The Salvation Army has warned of a new Covid underclass, predicting widespread and previously unseen challenges far beyond the capability of the present social welfare system for New Zealand families emerging from lockdown.
Five areas are identified in its third C19 Social Impact Dashboard as requiring investment in what it calls “the new social and economic order”, including a rigorous system of food security. “In a country whose primary export is food, there is no excuse for any New Zealander to be short of food.”
It noted “considerable increases” in demand for food in and in mid-April it delivered 5,895 food parcels nationwide, a 346% rise on the week prior to lockdown.
The Salvation Army provided 52 of the 1,000 food parcels HB Civil Defence and Emergency Management Group (HBCDEM) delivered to Hawke’s Bay people in need. That was up 41% on the number it provided to locals pre-lockdown in the first week of March.
Its services have been open in a modified way and food parcels provided through support from individual and corporate donors, particularly through the online foodbank site (www.foodbank.org.nz).
The latest Social Impact report says the 2020 Budget needs to provide financing over the next eighteen months for a refreshed economy and social environment with robust systems in place, including income guarantees, to ensure no one is in poverty.
This was particularly concerning for Māori. “We must have a new sustainable economy that includes all New Zealanders having greater wellbeing.”
While it was inevitable that levels of debt will increase, resources should be put in place to provide hope and prevent this being “a crippling strangulation on future wellbeing”.
The Salvation Army has called for stronger and more strategic credit and debt regulation in line with the Covid-19 protections for consumers implemented in the UK. “The current approach is like throwing cups of water on a house fire.”
Building financial capability was essential to support budgeting services and financial mentors on the frontline serving those facing debt, unemployment and financial hardship.
It has also called for multimillion-dollar funding for alcohol and other drug services, including tele-health, and embedding mental health into addiction services to help these groups cope with the current and emerging alcohol and drug issues in post-Covid New Zealand.
Its fortnightly C19 Social Impact Dashboard attempts to record the outcomes of “the new social realities” particularly for “poorer, vulnerable Kiwis facing serious hardship in this new normal”.
Its April 23 report talked about a new Covid-19 underclass which required “urgent and radical” government action. “People losing their income, housing and jobs, as a result of Covid-19 will be the new face of social need in New Zealand.”
“Of further concern are immigrants formerly vital to New Zealand productivity, but now jobless and without any entitlement to Government support,” said Salvation Army National Social Policy Director Ian Hutson.
The report says the housing crisis is also deepening with people unable to pay their rent or mortgage and likely to add to “an already out of control need for social housing”.
The waiting list for social housing totals 15,495, with more than 5,000 households isolated in transitional or emergency housing.

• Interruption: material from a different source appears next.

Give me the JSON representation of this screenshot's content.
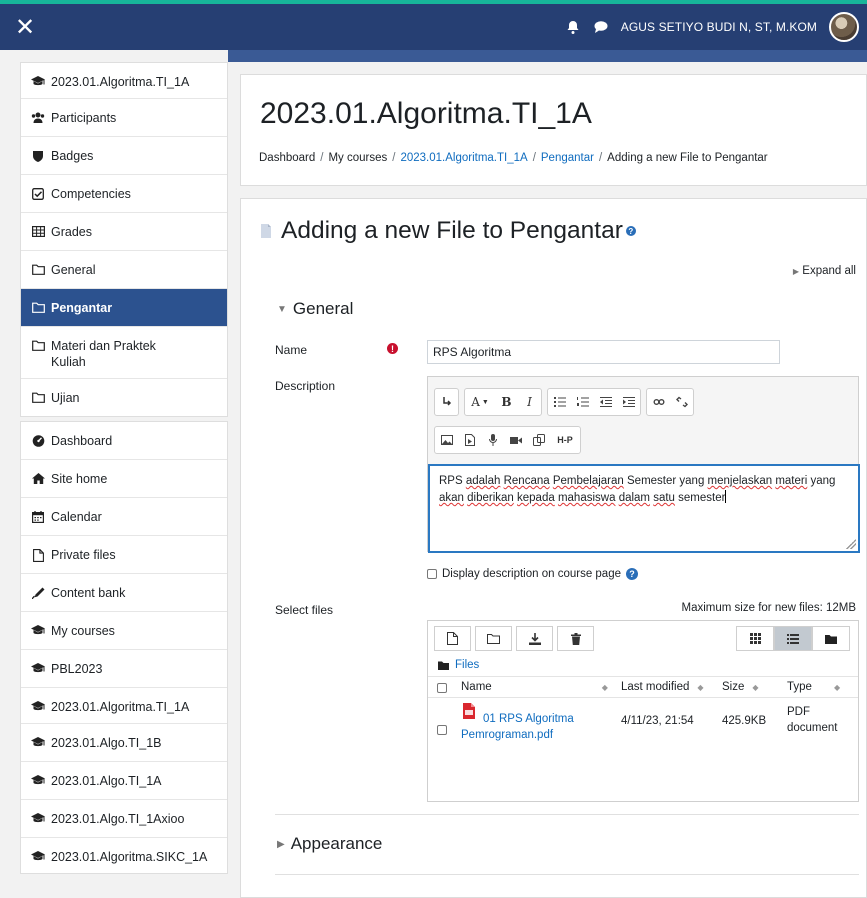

The Salvation Army wants a multi-billion investment to address the housing crisis. It says this should include a significant social housing building programme; a national progressive homeownership programme giving all households with an income over $60,000 the chance to own a home of their own, and the creation of a new public supply of houses for rent.
Spokesperson Louise Parry said The Salvation Army’s officers and staff are hoping to be able to meet with people face-to-face at community ministry sites in Hawke’s Bay from Thursday.